YOUR TASK
The entries that follow are to be duplicated in full, character for character.

EXTRACTED MATERIAL
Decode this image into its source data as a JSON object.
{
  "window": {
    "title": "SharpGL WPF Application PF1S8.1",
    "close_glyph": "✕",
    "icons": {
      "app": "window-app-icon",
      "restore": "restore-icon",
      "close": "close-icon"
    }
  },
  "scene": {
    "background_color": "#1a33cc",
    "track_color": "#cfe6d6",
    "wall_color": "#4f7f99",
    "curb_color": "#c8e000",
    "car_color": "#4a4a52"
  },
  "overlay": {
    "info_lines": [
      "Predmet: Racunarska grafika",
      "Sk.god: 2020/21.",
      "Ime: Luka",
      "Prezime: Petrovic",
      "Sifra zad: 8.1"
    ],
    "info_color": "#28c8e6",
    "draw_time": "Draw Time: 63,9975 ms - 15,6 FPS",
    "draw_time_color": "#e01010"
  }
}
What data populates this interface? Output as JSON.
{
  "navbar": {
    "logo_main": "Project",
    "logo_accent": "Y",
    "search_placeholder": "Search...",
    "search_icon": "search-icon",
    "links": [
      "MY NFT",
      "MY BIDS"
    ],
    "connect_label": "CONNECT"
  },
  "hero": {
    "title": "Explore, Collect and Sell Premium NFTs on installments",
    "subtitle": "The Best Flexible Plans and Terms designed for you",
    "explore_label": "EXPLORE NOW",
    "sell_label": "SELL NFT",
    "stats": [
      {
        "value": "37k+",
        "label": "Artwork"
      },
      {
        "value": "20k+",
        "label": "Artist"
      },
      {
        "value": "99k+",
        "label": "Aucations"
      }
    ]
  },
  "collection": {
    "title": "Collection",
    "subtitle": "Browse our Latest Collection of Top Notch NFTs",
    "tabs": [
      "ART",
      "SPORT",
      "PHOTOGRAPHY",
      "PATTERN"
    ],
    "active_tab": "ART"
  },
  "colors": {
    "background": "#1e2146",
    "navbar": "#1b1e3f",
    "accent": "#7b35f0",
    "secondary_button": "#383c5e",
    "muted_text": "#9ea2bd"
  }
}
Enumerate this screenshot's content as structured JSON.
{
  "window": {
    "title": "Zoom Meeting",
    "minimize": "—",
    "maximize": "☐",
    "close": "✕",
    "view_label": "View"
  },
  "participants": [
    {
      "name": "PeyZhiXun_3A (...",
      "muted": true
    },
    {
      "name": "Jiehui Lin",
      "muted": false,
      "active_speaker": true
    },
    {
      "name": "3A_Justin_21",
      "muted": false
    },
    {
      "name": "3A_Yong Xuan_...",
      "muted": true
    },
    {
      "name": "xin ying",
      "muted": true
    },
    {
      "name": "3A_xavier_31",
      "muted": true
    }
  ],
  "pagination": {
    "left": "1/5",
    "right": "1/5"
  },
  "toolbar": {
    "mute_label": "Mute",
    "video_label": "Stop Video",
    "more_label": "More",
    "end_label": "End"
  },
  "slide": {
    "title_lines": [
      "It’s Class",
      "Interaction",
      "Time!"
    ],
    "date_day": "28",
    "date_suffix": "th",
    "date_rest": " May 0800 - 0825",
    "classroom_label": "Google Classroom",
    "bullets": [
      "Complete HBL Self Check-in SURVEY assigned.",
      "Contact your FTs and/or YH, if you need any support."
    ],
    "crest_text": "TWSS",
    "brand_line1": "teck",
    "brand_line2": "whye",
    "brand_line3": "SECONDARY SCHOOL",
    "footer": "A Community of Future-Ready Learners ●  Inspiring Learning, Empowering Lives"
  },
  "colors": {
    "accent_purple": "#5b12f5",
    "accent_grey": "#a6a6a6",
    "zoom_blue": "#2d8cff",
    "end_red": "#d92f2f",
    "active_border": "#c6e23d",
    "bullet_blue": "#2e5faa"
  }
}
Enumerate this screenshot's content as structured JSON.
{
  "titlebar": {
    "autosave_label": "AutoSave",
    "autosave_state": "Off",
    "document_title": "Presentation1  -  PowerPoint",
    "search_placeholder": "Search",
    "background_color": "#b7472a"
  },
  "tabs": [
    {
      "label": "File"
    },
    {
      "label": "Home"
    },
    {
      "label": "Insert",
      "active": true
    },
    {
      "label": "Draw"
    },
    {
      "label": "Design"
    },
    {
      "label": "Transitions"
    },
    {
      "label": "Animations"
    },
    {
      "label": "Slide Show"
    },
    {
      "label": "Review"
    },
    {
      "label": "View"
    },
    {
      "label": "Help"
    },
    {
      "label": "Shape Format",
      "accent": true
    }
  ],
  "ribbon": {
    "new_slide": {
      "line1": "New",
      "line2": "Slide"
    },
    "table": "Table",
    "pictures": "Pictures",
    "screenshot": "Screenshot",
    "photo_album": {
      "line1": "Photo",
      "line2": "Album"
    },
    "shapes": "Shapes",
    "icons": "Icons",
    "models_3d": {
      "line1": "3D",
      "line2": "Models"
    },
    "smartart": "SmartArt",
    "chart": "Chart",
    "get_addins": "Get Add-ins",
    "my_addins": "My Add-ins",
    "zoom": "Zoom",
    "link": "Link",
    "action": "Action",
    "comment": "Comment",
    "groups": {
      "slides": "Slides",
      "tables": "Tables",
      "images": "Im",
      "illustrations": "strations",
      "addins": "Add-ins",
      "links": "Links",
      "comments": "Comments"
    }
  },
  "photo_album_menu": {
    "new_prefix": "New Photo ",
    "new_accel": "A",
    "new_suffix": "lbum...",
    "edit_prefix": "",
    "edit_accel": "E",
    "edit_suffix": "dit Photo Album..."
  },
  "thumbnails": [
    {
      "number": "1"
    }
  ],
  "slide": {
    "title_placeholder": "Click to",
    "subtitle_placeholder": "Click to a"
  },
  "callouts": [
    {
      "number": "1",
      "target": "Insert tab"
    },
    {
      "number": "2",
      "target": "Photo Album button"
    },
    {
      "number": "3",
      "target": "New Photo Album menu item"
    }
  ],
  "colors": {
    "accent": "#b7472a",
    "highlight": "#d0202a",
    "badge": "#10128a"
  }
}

SOLUTION
Decode this image into its source data as a JSON object.
{
  "window": {
    "title": "SharpGL WPF Application PF1S8.1",
    "close_glyph": "✕",
    "icons": {
      "app": "window-app-icon",
      "restore": "restore-icon",
      "close": "close-icon"
    }
  },
  "scene": {
    "background_color": "#1a33cc",
    "track_color": "#cfe6d6",
    "wall_color": "#4f7f99",
    "curb_color": "#c8e000",
    "car_color": "#4a4a52"
  },
  "overlay": {
    "info_lines": [
      "Predmet: Racunarska grafika",
      "Sk.god: 2020/21.",
      "Ime: Luka",
      "Prezime: Petrovic",
      "Sifra zad: 8.1"
    ],
    "info_color": "#28c8e6",
    "draw_time": "Draw Time: 63,9975 ms - 15,6 FPS",
    "draw_time_color": "#e01010"
  }
}
What data populates this interface? Output as JSON.
{
  "navbar": {
    "logo_main": "Project",
    "logo_accent": "Y",
    "search_placeholder": "Search...",
    "search_icon": "search-icon",
    "links": [
      "MY NFT",
      "MY BIDS"
    ],
    "connect_label": "CONNECT"
  },
  "hero": {
    "title": "Explore, Collect and Sell Premium NFTs on installments",
    "subtitle": "The Best Flexible Plans and Terms designed for you",
    "explore_label": "EXPLORE NOW",
    "sell_label": "SELL NFT",
    "stats": [
      {
        "value": "37k+",
        "label": "Artwork"
      },
      {
        "value": "20k+",
        "label": "Artist"
      },
      {
        "value": "99k+",
        "label": "Aucations"
      }
    ]
  },
  "collection": {
    "title": "Collection",
    "subtitle": "Browse our Latest Collection of Top Notch NFTs",
    "tabs": [
      "ART",
      "SPORT",
      "PHOTOGRAPHY",
      "PATTERN"
    ],
    "active_tab": "ART"
  },
  "colors": {
    "background": "#1e2146",
    "navbar": "#1b1e3f",
    "accent": "#7b35f0",
    "secondary_button": "#383c5e",
    "muted_text": "#9ea2bd"
  }
}
Enumerate this screenshot's content as structured JSON.
{
  "window": {
    "title": "Zoom Meeting",
    "minimize": "—",
    "maximize": "☐",
    "close": "✕",
    "view_label": "View"
  },
  "participants": [
    {
      "name": "PeyZhiXun_3A (...",
      "muted": true
    },
    {
      "name": "Jiehui Lin",
      "muted": false,
      "active_speaker": true
    },
    {
      "name": "3A_Justin_21",
      "muted": false
    },
    {
      "name": "3A_Yong Xuan_...",
      "muted": true
    },
    {
      "name": "xin ying",
      "muted": true
    },
    {
      "name": "3A_xavier_31",
      "muted": true
    }
  ],
  "pagination": {
    "left": "1/5",
    "right": "1/5"
  },
  "toolbar": {
    "mute_label": "Mute",
    "video_label": "Stop Video",
    "more_label": "More",
    "end_label": "End"
  },
  "slide": {
    "title_lines": [
      "It’s Class",
      "Interaction",
      "Time!"
    ],
    "date_day": "28",
    "date_suffix": "th",
    "date_rest": " May 0800 - 0825",
    "classroom_label": "Google Classroom",
    "bullets": [
      "Complete HBL Self Check-in SURVEY assigned.",
      "Contact your FTs and/or YH, if you need any support."
    ],
    "crest_text": "TWSS",
    "brand_line1": "teck",
    "brand_line2": "whye",
    "brand_line3": "SECONDARY SCHOOL",
    "footer": "A Community of Future-Ready Learners ●  Inspiring Learning, Empowering Lives"
  },
  "colors": {
    "accent_purple": "#5b12f5",
    "accent_grey": "#a6a6a6",
    "zoom_blue": "#2d8cff",
    "end_red": "#d92f2f",
    "active_border": "#c6e23d",
    "bullet_blue": "#2e5faa"
  }
}
Enumerate this screenshot's content as structured JSON.
{
  "titlebar": {
    "autosave_label": "AutoSave",
    "autosave_state": "Off",
    "document_title": "Presentation1  -  PowerPoint",
    "search_placeholder": "Search",
    "background_color": "#b7472a"
  },
  "tabs": [
    {
      "label": "File"
    },
    {
      "label": "Home"
    },
    {
      "label": "Insert",
      "active": true
    },
    {
      "label": "Draw"
    },
    {
      "label": "Design"
    },
    {
      "label": "Transitions"
    },
    {
      "label": "Animations"
    },
    {
      "label": "Slide Show"
    },
    {
      "label": "Review"
    },
    {
      "label": "View"
    },
    {
      "label": "Help"
    },
    {
      "label": "Shape Format",
      "accent": true
    }
  ],
  "ribbon": {
    "new_slide": {
      "line1": "New",
      "line2": "Slide"
    },
    "table": "Table",
    "pictures": "Pictures",
    "screenshot": "Screenshot",
    "photo_album": {
      "line1": "Photo",
      "line2": "Album"
    },
    "shapes": "Shapes",
    "icons": "Icons",
    "models_3d": {
      "line1": "3D",
      "line2": "Models"
    },
    "smartart": "SmartArt",
    "chart": "Chart",
    "get_addins": "Get Add-ins",
    "my_addins": "My Add-ins",
    "zoom": "Zoom",
    "link": "Link",
    "action": "Action",
    "comment": "Comment",
    "groups": {
      "slides": "Slides",
      "tables": "Tables",
      "images": "Im",
      "illustrations": "strations",
      "addins": "Add-ins",
      "links": "Links",
      "comments": "Comments"
    }
  },
  "photo_album_menu": {
    "new_prefix": "New Photo ",
    "new_accel": "A",
    "new_suffix": "lbum...",
    "edit_prefix": "",
    "edit_accel": "E",
    "edit_suffix": "dit Photo Album..."
  },
  "thumbnails": [
    {
      "number": "1"
    }
  ],
  "slide": {
    "title_placeholder": "Click to",
    "subtitle_placeholder": "Click to a"
  },
  "callouts": [
    {
      "number": "1",
      "target": "Insert tab"
    },
    {
      "number": "2",
      "target": "Photo Album button"
    },
    {
      "number": "3",
      "target": "New Photo Album menu item"
    }
  ],
  "colors": {
    "accent": "#b7472a",
    "highlight": "#d0202a",
    "badge": "#10128a"
  }
}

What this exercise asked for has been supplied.